We may never know.
In early 2013, with a provincial election looming, Auditor General John Doyle agreed to undertake a fact-finding mission after NDP critic Spencer Chandra Herbert complained. Chandra Herbert found a Jan. 22, 2008 letter from PavCo chair David Podmore to Vancouver’s city manager Judy Rogers. Podmore wrote that the cost would be “in the order of $100 million, which includes replacement of the roof.”
Rather than replace the inflatable roof, Podmore and co., with the Campbell cabinet’s blessing, decided on a German-engineered retractable system that would be built under a $365 million funding envelope announced in January 2009.
By the fall of 2009, the budget ballooned to $563 million.
After a power struggle with the BC Liberal government, Doyle went back to Australia without greenlighting an audit. (It would have required the contracting of external auditors, because B.C.’s auditor general is also the auditor for PavCo’s annual report).
In late 2015, my source gave me a tip about a paper-shredding truck that pulled up to the stadium for an afternoon. PavCo was forced to admit to me under a freedom of information request that it paid nearly $1,700 for a company to destroy 403 bankers boxes full of files spanning 1983 to 2009.

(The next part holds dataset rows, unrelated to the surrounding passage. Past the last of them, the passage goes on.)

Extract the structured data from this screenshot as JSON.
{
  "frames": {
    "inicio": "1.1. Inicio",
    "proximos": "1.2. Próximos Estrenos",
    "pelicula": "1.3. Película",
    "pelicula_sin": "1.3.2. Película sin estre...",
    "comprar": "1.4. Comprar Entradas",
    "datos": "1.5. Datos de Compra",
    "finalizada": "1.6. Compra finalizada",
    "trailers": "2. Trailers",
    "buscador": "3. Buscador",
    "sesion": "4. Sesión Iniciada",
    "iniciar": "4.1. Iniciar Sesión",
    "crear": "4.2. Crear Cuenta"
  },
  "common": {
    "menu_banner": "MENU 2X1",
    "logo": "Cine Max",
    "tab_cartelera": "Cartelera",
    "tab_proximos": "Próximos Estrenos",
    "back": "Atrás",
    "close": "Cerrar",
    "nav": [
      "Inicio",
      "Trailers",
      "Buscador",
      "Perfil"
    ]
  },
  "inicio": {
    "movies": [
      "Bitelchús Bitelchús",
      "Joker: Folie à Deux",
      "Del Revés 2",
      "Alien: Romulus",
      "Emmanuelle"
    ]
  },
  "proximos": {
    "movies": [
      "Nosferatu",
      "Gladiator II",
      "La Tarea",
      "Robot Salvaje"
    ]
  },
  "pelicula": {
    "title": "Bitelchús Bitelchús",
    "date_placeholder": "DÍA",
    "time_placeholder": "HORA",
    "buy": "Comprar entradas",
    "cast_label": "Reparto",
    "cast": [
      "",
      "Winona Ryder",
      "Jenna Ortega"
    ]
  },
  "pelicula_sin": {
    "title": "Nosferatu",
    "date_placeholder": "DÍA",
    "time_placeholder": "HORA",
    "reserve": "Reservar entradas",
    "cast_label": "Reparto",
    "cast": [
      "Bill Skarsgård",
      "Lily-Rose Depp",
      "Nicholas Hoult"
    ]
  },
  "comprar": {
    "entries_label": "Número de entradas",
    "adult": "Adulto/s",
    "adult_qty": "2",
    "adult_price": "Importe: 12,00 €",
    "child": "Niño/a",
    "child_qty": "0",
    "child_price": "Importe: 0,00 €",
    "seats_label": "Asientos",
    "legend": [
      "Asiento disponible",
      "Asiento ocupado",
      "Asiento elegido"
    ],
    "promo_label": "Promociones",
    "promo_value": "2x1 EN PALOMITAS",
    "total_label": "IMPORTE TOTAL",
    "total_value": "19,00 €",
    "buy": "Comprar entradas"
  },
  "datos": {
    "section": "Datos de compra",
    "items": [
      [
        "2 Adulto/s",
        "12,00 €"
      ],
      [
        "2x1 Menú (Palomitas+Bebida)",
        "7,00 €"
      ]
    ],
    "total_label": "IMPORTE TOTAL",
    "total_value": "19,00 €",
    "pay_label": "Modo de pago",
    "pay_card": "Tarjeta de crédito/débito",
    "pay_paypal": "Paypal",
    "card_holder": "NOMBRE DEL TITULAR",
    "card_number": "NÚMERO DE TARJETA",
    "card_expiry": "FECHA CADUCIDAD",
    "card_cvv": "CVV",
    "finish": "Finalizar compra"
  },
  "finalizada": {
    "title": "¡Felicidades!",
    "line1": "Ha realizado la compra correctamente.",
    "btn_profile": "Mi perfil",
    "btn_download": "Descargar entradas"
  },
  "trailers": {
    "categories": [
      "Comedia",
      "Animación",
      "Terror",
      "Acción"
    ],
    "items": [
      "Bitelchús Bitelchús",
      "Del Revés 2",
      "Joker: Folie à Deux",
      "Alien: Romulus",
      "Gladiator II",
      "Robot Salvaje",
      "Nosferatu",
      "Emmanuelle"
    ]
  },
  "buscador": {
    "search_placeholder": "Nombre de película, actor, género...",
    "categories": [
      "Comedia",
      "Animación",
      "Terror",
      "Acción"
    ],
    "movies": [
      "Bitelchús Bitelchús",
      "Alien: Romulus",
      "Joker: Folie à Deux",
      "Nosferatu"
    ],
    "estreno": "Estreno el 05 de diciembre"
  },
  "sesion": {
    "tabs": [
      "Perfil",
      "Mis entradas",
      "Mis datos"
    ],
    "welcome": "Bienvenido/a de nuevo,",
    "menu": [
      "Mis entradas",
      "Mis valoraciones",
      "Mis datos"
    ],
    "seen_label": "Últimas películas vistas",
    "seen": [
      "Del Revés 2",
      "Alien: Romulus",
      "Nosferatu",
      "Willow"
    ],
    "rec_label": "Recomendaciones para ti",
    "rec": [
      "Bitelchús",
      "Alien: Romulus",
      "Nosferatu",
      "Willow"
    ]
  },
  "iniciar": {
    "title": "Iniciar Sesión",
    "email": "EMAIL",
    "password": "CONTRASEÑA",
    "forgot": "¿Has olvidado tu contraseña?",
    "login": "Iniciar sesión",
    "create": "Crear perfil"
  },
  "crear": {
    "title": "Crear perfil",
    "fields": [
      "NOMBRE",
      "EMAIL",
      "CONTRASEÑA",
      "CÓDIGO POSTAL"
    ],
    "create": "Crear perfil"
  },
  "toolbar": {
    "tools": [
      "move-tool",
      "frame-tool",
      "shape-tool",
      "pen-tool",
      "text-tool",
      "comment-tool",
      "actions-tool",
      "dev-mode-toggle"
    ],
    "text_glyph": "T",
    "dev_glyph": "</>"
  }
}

They included operations and engineering work logs.
What would those documents have told us about the events of Jan. 5, 2007?
My 24 Hours Vancouver news report on Jan. 5, 2007
The Skonenblades video of the roof ripping and collapsing